Take Victory Blvd. west, all the way to the end. This will lead you to the Victory Trailhead and into a vast network of trails, both easy and difficult. Upper Las Virgenes Canyon Open Space Preserve (formerly Ahmanson Ranch)
Head right (north) at the start and you will eventually arrive at the Cave of Muntis. This area is fun to explore and do a little climbing; however, I don’t dare to get wild on these rocks as I am not an avid climber. You can also head straight into the trailhead, and take one of the many forks throughout the hills, and get lost in the vast beauty. This area was burned in the 2018 Woolsey Fire, and since Spring 2019 the hills have experienced some beautiful vegetation bloom. Although some smaller paths are difficult to get through due to dense overgrowth.
Rancho Sierra Vista/Satwiwa/Point Mugu State Park
This is a newer spot I only recently discovered and is a little bit outside of LA. To get there, type in “Wendy Trailhead” into your phone’s directions app, and you’ll be led to Ventura County. The Wendy Trailhead leads you to a vast open park with numerous trails and paths to enjoy. Rancho Sierra Vista/ Satwiwa – Santa Monica Mountains National
A big reason I like this area is the trail maintenance. Trails are well kept, and free from overgrown foliage. Additionally, the trails are well marked with clear directional signs, which makes navigation much easier. Bonus, you will see a bunch of white-tailed bunnies hopping on the trail!
Depending on which way you choose to go, you can head down into Sycamore Canyon along a stream and head towards a waterfall, or you can head through trails in Point Mugu State Park to various rocky peaks. These include, amongst others; Mt. Boney Peak, Tri-Peaks, Inspiration Point, and Sandstone Peak (the highest point in the Santa Monica Mountains).

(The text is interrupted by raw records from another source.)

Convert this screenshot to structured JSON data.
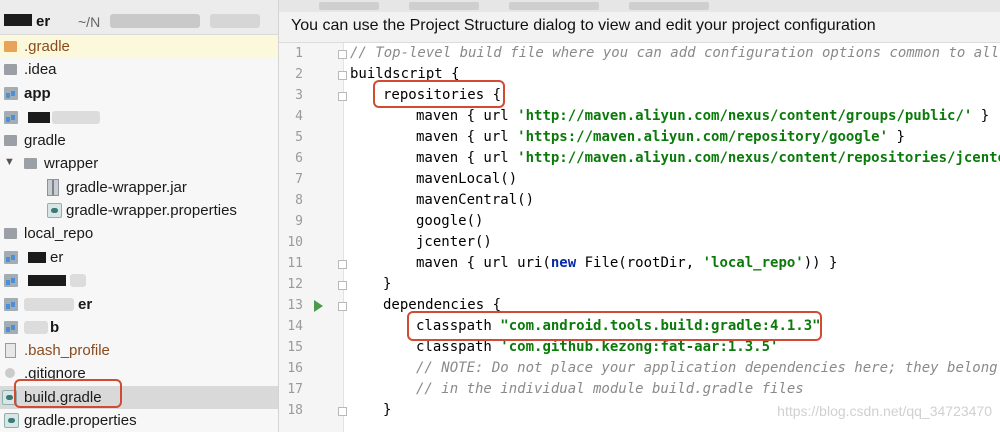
{
  "tree": {
    "project_name": "er",
    "project_path": "~/N",
    "items": [
      {
        "label": ".gradle"
      },
      {
        "label": ".idea"
      },
      {
        "label": "app"
      },
      {
        "label": "gradle"
      },
      {
        "label": "wrapper"
      },
      {
        "label": "gradle-wrapper.jar"
      },
      {
        "label": "gradle-wrapper.properties"
      },
      {
        "label": "local_repo"
      },
      {
        "label": "er"
      },
      {
        "label": "er"
      },
      {
        "label": "b"
      },
      {
        "label": ".bash_profile"
      },
      {
        "label": ".gitignore"
      },
      {
        "label": "build.gradle"
      },
      {
        "label": "gradle.properties"
      }
    ]
  },
  "editor": {
    "banner": "You can use the Project Structure dialog to view and edit your project configuration",
    "line_numbers": [
      "1",
      "2",
      "3",
      "4",
      "5",
      "6",
      "7",
      "8",
      "9",
      "10",
      "11",
      "12",
      "13",
      "14",
      "15",
      "16",
      "17",
      "18"
    ],
    "lines": {
      "l1": "// Top-level build file where you can add configuration options common to all su",
      "l2": "buildscript {",
      "l3": "repositories {",
      "l4a": "maven { url ",
      "l4s": "'http://maven.aliyun.com/nexus/content/groups/public/'",
      "l4b": " }",
      "l5a": "maven { url ",
      "l5s": "'https://maven.aliyun.com/repository/google'",
      "l5b": " }",
      "l6a": "maven { url ",
      "l6s": "'http://maven.aliyun.com/nexus/content/repositories/jcenter'",
      "l7": "mavenLocal()",
      "l8": "mavenCentral()",
      "l9": "google()",
      "l10": "jcenter()",
      "l11a": "maven { url uri(",
      "l11k": "new",
      "l11b": " File(rootDir, ",
      "l11s": "'local_repo'",
      "l11c": ")) }",
      "l12": "}",
      "l13": "dependencies {",
      "l14a": "classpath ",
      "l14s": "\"com.android.tools.build:gradle:4.1.3\"",
      "l15a": "classpath ",
      "l15s": "'com.github.kezong:fat-aar:1.3.5'",
      "l16": "// NOTE: Do not place your application dependencies here; they belong",
      "l17": "// in the individual module build.gradle files",
      "l18": "}"
    }
  },
  "watermark": "https://blog.csdn.net/qq_34723470",
  "colors": {
    "string": "#0a7a0a",
    "keyword": "#0a2aa6",
    "comment": "#8a8a8a",
    "annotation_box": "#d14b33"
  }
}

All three of these areas offer numerous trails for hikers and mountain bikers, and depending on the day tend to be moderate to heavily trafficked by both, so try to go early in the morning. A lot of the trails in these areas offer minimal shade and are in some pretty dry regions, so be sure to pack plenty of water! Also if you plan to head to any of these trails soon, be sure to bring a mask and practice social distancing. Hope to see you on the trails soon!